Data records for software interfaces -
Segment Open
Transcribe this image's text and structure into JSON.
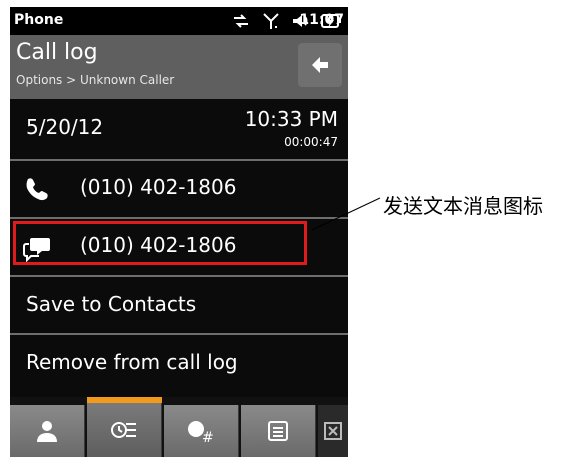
{
  "status_bar": {
    "app_name": "Phone",
    "time": "11:07"
  },
  "header": {
    "title": "Call log",
    "subtitle": "Options > Unknown Caller"
  },
  "call_info": {
    "date": "5/20/12",
    "time": "10:33 PM",
    "duration": "00:00:47"
  },
  "actions": {
    "call_number": "(010) 402-1806",
    "message_number": "(010) 402-1806",
    "save_label": "Save to Contacts",
    "remove_label": "Remove from call log"
  },
  "tabs": [
    {
      "icon": "contact-icon"
    },
    {
      "icon": "call-log-icon",
      "active": true
    },
    {
      "icon": "dialpad-icon"
    },
    {
      "icon": "menu-icon"
    },
    {
      "icon": "close-icon"
    }
  ],
  "annotation": {
    "text": "发送文本消息图标",
    "color": "#e11b1b"
  },
  "colors": {
    "accent": "#f39a1d",
    "header_bg": "#5f5f5f",
    "highlight": "#e11b1b"
  }
}
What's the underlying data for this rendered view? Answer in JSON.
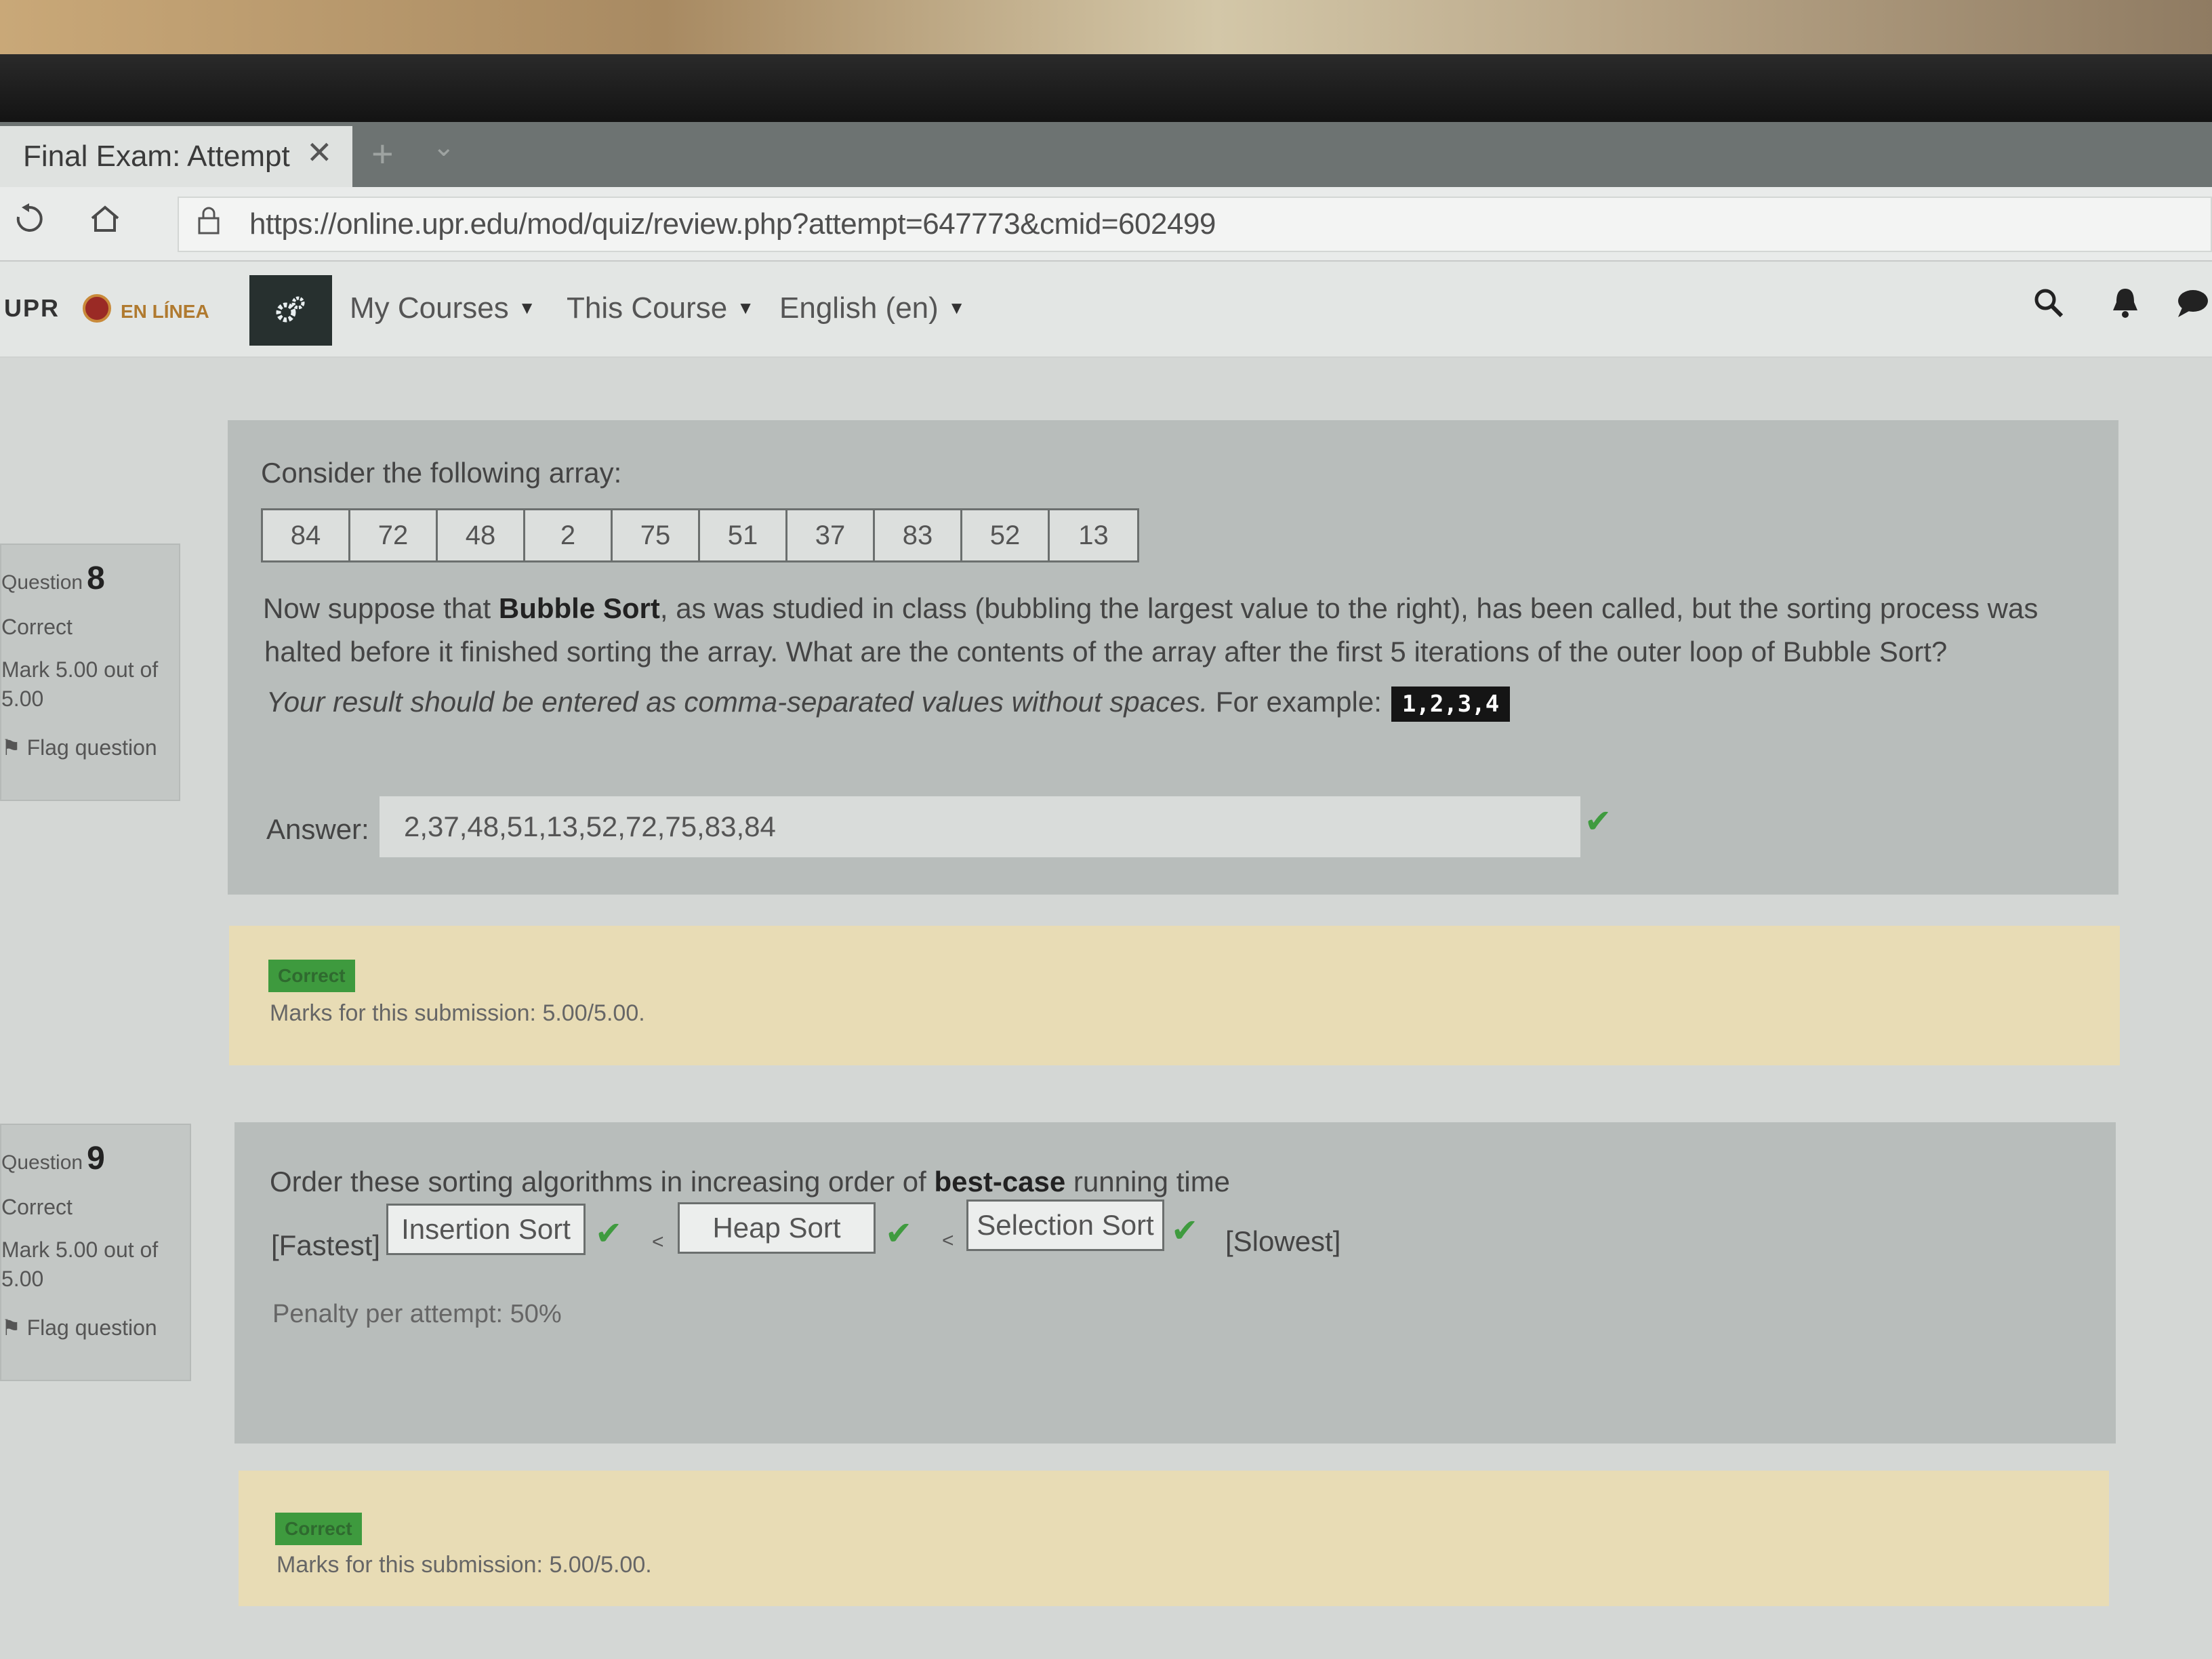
{
  "browser": {
    "tab_title": "Final Exam: Attempt",
    "close_glyph": "✕",
    "new_tab_glyph": "+",
    "tab_list_glyph": "⌄",
    "url": "https://online.upr.edu/mod/quiz/review.php?attempt=647773&cmid=602499",
    "icons": [
      "reload-icon",
      "home-icon",
      "lock-icon"
    ]
  },
  "topnav": {
    "logo_text": "UPR",
    "logo_sub": "EN LÍNEA",
    "menus": [
      "My Courses",
      "This Course",
      "English (en)"
    ],
    "icons": [
      "gear-icon",
      "search-icon",
      "bell-icon",
      "chat-icon"
    ]
  },
  "questions": [
    {
      "label": "Question",
      "number": "8",
      "status": "Correct",
      "mark_line1": "Mark 5.00 out of",
      "mark_line2": "5.00",
      "flag": "Flag question",
      "intro": "Consider the following array:",
      "array": [
        "84",
        "72",
        "48",
        "2",
        "75",
        "51",
        "37",
        "83",
        "52",
        "13"
      ],
      "text_a": "Now suppose that ",
      "text_bold": "Bubble Sort",
      "text_b": ", as was studied in class (bubbling the largest value to the right), has been called, but the sorting process was",
      "text_c": "halted before it finished sorting the array. What are the contents of the array after the first 5 iterations of the outer loop of Bubble Sort?",
      "instruction": "Your result should be entered as comma-separated values without spaces.",
      "example_label": "For example:",
      "example_code": "1,2,3,4",
      "answer_label": "Answer:",
      "answer_value": "2,37,48,51,13,52,72,75,83,84",
      "feedback_badge": "Correct",
      "feedback_marks": "Marks for this submission: 5.00/5.00."
    },
    {
      "label": "Question",
      "number": "9",
      "status": "Correct",
      "mark_line1": "Mark 5.00 out of",
      "mark_line2": "5.00",
      "flag": "Flag question",
      "prompt_a": "Order these sorting algorithms in increasing order of ",
      "prompt_bold": "best-case",
      "prompt_b": " running time",
      "fastest": "[Fastest]",
      "slowest": "[Slowest]",
      "choices": [
        "Insertion Sort",
        "Heap Sort",
        "Selection Sort"
      ],
      "separator": "<",
      "penalty": "Penalty per attempt: 50%",
      "feedback_badge": "Correct",
      "feedback_marks": "Marks for this submission: 5.00/5.00."
    }
  ],
  "colors": {
    "check": "#3f9b3f",
    "badge": "#3e9a3e",
    "feedback_bg": "#e8dcb5",
    "panel_bg": "#b8bdbb",
    "nav_button": "#27302f"
  }
}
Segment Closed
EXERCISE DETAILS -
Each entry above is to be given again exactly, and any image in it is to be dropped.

WRITTEN SOLUTION -
Transcribe this image's text and structure into JSON.
{
  "status_bar": {
    "app_name": "Phone",
    "time": "11:07"
  },
  "header": {
    "title": "Call log",
    "subtitle": "Options > Unknown Caller"
  },
  "call_info": {
    "date": "5/20/12",
    "time": "10:33 PM",
    "duration": "00:00:47"
  },
  "actions": {
    "call_number": "(010) 402-1806",
    "message_number": "(010) 402-1806",
    "save_label": "Save to Contacts",
    "remove_label": "Remove from call log"
  },
  "tabs": [
    {
      "icon": "contact-icon"
    },
    {
      "icon": "call-log-icon",
      "active": true
    },
    {
      "icon": "dialpad-icon"
    },
    {
      "icon": "menu-icon"
    },
    {
      "icon": "close-icon"
    }
  ],
  "annotation": {
    "text": "发送文本消息图标",
    "color": "#e11b1b"
  },
  "colors": {
    "accent": "#f39a1d",
    "header_bg": "#5f5f5f",
    "highlight": "#e11b1b"
  }
}
What's the underlying data for this rendered view? Answer in JSON.
{
  "browser": {
    "tab_title": "Final Exam: Attempt",
    "close_glyph": "✕",
    "new_tab_glyph": "+",
    "tab_list_glyph": "⌄",
    "url": "https://online.upr.edu/mod/quiz/review.php?attempt=647773&cmid=602499",
    "icons": [
      "reload-icon",
      "home-icon",
      "lock-icon"
    ]
  },
  "topnav": {
    "logo_text": "UPR",
    "logo_sub": "EN LÍNEA",
    "menus": [
      "My Courses",
      "This Course",
      "English (en)"
    ],
    "icons": [
      "gear-icon",
      "search-icon",
      "bell-icon",
      "chat-icon"
    ]
  },
  "questions": [
    {
      "label": "Question",
      "number": "8",
      "status": "Correct",
      "mark_line1": "Mark 5.00 out of",
      "mark_line2": "5.00",
      "flag": "Flag question",
      "intro": "Consider the following array:",
      "array": [
        "84",
        "72",
        "48",
        "2",
        "75",
        "51",
        "37",
        "83",
        "52",
        "13"
      ],
      "text_a": "Now suppose that ",
      "text_bold": "Bubble Sort",
      "text_b": ", as was studied in class (bubbling the largest value to the right), has been called, but the sorting process was",
      "text_c": "halted before it finished sorting the array. What are the contents of the array after the first 5 iterations of the outer loop of Bubble Sort?",
      "instruction": "Your result should be entered as comma-separated values without spaces.",
      "example_label": "For example:",
      "example_code": "1,2,3,4",
      "answer_label": "Answer:",
      "answer_value": "2,37,48,51,13,52,72,75,83,84",
      "feedback_badge": "Correct",
      "feedback_marks": "Marks for this submission: 5.00/5.00."
    },
    {
      "label": "Question",
      "number": "9",
      "status": "Correct",
      "mark_line1": "Mark 5.00 out of",
      "mark_line2": "5.00",
      "flag": "Flag question",
      "prompt_a": "Order these sorting algorithms in increasing order of ",
      "prompt_bold": "best-case",
      "prompt_b": " running time",
      "fastest": "[Fastest]",
      "slowest": "[Slowest]",
      "choices": [
        "Insertion Sort",
        "Heap Sort",
        "Selection Sort"
      ],
      "separator": "<",
      "penalty": "Penalty per attempt: 50%",
      "feedback_badge": "Correct",
      "feedback_marks": "Marks for this submission: 5.00/5.00."
    }
  ],
  "colors": {
    "check": "#3f9b3f",
    "badge": "#3e9a3e",
    "feedback_bg": "#e8dcb5",
    "panel_bg": "#b8bdbb",
    "nav_button": "#27302f"
  }
}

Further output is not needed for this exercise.